If you’ve recently invested in name-brand prescription sunglasses, you know how easy it is to tally an invoice well north of $500. That’s what I was ready to do a couple of years ago, but instead decided to install prescription lenses in the Flying Eyes Hawk glasses we originally reviewed in the October 2012 issue of Aviation Consumer.
The problem I’ve always had with the Hawk glasses is styling—you won’t win any modeling contracts with these utilitarian frames. This might not matter for action sports and flying missions, but they don’t exactly complement business attire. The company’s new ComfortStyle line changes all that. More in a minute.
After a $75 trip to my optometrist for some measurements, I sent the Hawks back to Cedar Park, Texas-based Flying Eyes to be fitted with my prescription. The lenses are made by Shamir Optical Industry and fabricated through Digital Eye Lab. My order was turned in less than one week.
I sprung for the transition lenses, which kicked the utility up several notches. On long flying days, they are often on my face during the dark drive home with me forgetting I’m even wearing them. I also wear the glasses inside of a full-face motorcycle helmet and in doing so, trashed them the first time out. The glasses are fitted with extremely thin temples (plus an interchangeable cinch strap) to increase comfort while wearing a headset, but it doesn’t tightly secure them to the head. With the face shield up (my bad), a gust of wind sucked them out of the helmet where they survived the impact with the pavement, but not the weight of a speeding six-wheel pickup. Flying Eyes offers a generous replacement/repair cost—$79 plus shipping. Destroy more than two pairs and the price jumps to $149, plus shipping. I had a replacement in a couple of days.
Other than the run-in with the truck, I can’t seem to break or scratch these things—and I’m not gentle. I sit on them, drop them from the wing of the airplane, stuff them (unprotected) in a full backpack, wear them in salt water, ice them up while on a snowboard and use them at the shooting range, although I don’t want to find out if they’re bulletproof. With UV400 sun protection, I think they perform as well as my military-issued Oakley M Frame.
If you order a non-prescription model and don’t like them, the company has a 30-day return policy (with full refund, less shipping).
I’ve hammered company principal and pilot Dean Siracusa pretty hard about the mediocre styling thing, and he’s stood by his promise to add more frames, without compromising durability. I’ve been wearing the new Golden Eagle and it seems tough.
The new ComfortStyle line, which includes $39 reader frames, plus a variety of models including the Kestrel Titanium Aviator, Golden Eagle sport wrap and other trendy designs, should appeal to both male and female pilots.

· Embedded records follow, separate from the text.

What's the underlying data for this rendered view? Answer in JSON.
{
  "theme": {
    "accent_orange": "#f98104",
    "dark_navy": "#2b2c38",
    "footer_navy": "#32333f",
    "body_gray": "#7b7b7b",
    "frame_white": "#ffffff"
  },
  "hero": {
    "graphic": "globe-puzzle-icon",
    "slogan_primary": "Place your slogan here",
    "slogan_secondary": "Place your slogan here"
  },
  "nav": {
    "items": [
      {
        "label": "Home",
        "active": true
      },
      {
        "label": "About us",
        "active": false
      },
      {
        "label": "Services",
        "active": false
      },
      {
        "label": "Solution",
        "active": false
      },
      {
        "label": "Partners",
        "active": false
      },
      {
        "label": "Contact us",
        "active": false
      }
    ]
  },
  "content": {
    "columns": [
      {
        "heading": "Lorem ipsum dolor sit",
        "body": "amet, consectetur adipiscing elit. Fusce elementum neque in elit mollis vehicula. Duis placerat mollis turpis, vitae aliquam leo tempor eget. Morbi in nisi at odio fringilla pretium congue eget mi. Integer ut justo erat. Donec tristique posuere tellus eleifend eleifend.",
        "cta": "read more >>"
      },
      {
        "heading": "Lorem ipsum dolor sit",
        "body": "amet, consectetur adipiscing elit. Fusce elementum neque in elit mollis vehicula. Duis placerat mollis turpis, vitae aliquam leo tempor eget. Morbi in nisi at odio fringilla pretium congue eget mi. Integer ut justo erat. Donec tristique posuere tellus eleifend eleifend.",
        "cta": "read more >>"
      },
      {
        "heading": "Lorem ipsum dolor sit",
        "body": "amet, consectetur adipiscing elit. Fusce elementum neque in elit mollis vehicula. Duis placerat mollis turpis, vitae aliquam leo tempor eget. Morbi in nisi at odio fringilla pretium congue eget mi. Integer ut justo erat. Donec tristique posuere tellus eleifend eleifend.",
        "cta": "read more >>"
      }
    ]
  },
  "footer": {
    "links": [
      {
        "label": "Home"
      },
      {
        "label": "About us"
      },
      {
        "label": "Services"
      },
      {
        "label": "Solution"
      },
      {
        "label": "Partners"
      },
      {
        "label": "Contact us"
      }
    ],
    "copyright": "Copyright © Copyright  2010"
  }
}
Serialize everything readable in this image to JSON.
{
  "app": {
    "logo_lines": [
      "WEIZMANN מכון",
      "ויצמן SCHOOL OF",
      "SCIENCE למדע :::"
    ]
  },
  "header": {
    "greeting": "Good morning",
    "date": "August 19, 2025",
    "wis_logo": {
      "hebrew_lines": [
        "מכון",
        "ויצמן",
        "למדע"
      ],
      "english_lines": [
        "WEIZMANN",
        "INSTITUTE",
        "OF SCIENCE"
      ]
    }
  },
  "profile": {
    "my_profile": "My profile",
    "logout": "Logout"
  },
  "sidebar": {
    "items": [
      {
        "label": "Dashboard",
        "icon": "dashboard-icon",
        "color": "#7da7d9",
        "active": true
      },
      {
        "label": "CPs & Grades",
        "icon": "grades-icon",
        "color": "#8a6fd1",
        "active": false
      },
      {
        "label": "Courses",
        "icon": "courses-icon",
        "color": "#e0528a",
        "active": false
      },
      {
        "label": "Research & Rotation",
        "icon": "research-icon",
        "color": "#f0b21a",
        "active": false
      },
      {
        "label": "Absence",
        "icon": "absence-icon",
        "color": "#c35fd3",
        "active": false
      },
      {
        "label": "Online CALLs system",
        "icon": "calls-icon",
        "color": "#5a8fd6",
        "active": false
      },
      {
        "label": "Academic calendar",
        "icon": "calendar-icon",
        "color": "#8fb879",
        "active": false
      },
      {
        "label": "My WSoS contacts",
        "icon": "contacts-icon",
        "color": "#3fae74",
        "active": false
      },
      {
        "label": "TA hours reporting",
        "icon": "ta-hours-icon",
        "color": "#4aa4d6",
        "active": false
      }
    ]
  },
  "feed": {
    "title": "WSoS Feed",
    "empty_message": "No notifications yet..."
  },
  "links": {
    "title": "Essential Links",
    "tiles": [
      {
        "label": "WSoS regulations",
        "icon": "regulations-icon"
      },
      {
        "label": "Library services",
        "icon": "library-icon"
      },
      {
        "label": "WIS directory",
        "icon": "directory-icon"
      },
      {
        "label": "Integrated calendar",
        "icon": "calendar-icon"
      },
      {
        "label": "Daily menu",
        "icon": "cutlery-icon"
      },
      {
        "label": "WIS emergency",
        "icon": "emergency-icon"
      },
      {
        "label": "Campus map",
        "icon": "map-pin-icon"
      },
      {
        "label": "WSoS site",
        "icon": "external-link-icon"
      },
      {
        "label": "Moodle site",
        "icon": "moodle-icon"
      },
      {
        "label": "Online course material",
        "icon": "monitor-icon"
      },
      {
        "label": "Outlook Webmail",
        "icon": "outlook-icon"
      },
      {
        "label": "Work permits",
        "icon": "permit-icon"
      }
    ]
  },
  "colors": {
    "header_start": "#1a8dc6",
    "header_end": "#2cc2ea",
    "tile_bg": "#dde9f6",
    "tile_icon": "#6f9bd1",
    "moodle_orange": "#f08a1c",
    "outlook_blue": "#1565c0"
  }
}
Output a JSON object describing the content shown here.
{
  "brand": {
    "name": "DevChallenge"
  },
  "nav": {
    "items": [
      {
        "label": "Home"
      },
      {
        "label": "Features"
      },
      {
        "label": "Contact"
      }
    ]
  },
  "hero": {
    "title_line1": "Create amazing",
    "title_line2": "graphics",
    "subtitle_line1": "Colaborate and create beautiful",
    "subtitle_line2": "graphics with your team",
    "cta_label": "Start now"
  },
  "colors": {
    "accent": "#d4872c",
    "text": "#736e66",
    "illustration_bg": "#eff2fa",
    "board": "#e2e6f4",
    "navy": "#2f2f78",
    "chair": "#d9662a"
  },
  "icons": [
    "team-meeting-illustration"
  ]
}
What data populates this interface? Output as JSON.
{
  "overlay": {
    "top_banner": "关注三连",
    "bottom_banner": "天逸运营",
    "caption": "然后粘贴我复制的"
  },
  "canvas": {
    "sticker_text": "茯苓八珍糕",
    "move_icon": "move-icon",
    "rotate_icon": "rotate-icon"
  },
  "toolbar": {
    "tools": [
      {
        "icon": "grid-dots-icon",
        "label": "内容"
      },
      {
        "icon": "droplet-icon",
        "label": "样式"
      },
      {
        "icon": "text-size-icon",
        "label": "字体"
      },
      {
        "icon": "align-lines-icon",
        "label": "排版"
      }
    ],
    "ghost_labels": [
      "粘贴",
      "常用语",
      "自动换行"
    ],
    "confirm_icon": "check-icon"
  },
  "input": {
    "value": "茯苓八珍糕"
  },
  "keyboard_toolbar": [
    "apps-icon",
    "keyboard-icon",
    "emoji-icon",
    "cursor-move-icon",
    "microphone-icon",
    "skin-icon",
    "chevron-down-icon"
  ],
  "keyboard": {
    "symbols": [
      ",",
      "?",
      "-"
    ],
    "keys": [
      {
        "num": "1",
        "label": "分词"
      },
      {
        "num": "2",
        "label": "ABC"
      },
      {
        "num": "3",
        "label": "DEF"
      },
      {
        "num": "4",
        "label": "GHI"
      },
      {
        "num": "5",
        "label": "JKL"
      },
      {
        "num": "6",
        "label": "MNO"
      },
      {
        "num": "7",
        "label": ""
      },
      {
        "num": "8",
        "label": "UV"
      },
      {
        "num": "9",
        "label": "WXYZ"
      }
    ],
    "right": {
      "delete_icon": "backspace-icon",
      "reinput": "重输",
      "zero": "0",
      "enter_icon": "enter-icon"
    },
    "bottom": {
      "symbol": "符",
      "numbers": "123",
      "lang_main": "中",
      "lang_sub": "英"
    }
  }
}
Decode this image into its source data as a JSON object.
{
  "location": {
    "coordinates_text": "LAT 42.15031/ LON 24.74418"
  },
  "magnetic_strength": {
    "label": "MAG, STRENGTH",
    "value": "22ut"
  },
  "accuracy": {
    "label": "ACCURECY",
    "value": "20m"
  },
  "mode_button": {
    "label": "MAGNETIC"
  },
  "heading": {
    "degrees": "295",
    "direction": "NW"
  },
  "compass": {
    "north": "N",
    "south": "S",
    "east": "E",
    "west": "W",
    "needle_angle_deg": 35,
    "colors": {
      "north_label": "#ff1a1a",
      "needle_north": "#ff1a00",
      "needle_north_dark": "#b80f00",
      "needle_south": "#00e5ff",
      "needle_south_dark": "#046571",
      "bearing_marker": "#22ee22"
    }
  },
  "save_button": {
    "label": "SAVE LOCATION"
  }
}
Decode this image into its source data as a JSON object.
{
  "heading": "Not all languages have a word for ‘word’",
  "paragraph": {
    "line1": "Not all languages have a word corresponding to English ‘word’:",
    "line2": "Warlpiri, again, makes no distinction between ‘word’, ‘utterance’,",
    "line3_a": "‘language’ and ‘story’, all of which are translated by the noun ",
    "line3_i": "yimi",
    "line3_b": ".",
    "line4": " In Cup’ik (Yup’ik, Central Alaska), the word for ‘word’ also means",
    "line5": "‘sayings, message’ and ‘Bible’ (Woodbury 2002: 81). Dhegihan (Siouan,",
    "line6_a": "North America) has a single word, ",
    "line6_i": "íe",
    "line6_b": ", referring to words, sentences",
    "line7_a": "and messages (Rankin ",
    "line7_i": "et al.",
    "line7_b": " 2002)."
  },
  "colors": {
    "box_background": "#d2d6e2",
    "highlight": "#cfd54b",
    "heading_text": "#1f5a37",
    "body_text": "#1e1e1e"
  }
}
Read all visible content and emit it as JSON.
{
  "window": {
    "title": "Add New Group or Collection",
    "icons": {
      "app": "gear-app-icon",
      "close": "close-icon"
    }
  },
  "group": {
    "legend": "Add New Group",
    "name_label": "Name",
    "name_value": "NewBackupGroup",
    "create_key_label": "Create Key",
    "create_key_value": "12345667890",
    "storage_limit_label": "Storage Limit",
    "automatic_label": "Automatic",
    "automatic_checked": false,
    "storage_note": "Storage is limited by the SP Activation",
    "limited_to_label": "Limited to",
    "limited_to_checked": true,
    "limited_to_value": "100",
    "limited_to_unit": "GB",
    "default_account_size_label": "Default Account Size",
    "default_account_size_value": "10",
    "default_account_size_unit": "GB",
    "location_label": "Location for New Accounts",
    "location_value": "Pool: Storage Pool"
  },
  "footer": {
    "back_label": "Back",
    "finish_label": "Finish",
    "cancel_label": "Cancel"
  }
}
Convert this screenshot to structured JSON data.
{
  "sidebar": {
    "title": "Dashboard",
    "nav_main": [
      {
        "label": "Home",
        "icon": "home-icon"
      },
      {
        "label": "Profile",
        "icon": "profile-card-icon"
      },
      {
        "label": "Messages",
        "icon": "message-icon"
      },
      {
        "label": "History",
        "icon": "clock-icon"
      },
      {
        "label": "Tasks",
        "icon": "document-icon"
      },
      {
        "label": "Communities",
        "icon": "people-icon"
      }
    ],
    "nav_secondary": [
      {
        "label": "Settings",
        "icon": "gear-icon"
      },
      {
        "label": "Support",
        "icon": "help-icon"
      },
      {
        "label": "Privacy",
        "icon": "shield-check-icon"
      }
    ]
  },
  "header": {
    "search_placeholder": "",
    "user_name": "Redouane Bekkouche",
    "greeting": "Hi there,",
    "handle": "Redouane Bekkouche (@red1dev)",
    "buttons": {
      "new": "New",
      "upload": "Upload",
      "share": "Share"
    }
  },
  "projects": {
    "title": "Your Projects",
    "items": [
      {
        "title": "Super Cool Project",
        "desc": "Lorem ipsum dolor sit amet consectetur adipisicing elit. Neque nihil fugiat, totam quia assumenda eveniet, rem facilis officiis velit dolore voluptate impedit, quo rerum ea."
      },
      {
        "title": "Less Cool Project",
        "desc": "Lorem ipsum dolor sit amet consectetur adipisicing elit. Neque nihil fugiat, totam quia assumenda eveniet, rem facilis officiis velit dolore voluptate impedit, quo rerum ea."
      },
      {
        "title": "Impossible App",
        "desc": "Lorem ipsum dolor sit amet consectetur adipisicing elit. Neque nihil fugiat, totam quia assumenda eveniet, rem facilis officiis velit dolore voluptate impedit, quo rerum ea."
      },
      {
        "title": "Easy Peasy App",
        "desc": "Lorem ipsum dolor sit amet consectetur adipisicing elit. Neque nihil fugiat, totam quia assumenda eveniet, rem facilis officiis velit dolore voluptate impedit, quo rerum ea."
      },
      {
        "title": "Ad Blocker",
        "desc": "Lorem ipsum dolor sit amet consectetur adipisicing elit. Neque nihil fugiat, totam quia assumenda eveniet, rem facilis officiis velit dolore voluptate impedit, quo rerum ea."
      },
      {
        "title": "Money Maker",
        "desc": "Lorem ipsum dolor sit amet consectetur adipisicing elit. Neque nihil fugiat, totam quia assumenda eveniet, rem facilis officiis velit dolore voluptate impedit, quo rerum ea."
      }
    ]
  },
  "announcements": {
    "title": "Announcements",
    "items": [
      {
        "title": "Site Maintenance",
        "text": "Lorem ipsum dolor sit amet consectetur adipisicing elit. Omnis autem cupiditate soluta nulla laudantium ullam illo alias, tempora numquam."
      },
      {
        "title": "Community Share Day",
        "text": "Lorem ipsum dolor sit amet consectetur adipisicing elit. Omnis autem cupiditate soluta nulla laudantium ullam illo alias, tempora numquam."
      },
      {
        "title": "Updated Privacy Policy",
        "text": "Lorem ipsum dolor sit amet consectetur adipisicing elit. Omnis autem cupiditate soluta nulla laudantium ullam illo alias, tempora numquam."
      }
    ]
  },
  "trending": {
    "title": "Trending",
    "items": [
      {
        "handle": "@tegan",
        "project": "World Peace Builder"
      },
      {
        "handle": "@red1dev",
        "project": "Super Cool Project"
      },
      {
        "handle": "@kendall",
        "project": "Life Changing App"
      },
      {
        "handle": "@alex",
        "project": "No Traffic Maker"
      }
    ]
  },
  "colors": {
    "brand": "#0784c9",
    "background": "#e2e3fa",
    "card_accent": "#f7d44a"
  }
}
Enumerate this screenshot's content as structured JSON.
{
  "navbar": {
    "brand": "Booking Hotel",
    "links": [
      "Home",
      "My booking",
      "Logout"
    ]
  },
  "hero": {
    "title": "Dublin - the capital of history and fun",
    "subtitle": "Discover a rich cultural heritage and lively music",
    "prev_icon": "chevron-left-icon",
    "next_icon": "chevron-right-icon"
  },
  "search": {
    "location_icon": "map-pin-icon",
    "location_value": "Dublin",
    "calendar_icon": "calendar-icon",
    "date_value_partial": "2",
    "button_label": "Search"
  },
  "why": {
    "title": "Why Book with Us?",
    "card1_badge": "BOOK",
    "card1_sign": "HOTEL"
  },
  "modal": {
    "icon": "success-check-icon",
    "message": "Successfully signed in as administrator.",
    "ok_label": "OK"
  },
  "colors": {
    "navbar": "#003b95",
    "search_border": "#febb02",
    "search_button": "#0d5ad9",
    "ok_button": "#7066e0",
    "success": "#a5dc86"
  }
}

The new frames, which start at $96, are shatter and scratch resistant, plus they are available with optional polarization, which I suggest you avoid for cockpit use. The original Hawk model remains in the lineup and starts at $336 when fitted with a prescription. To see the new line, visit Flying Eyes.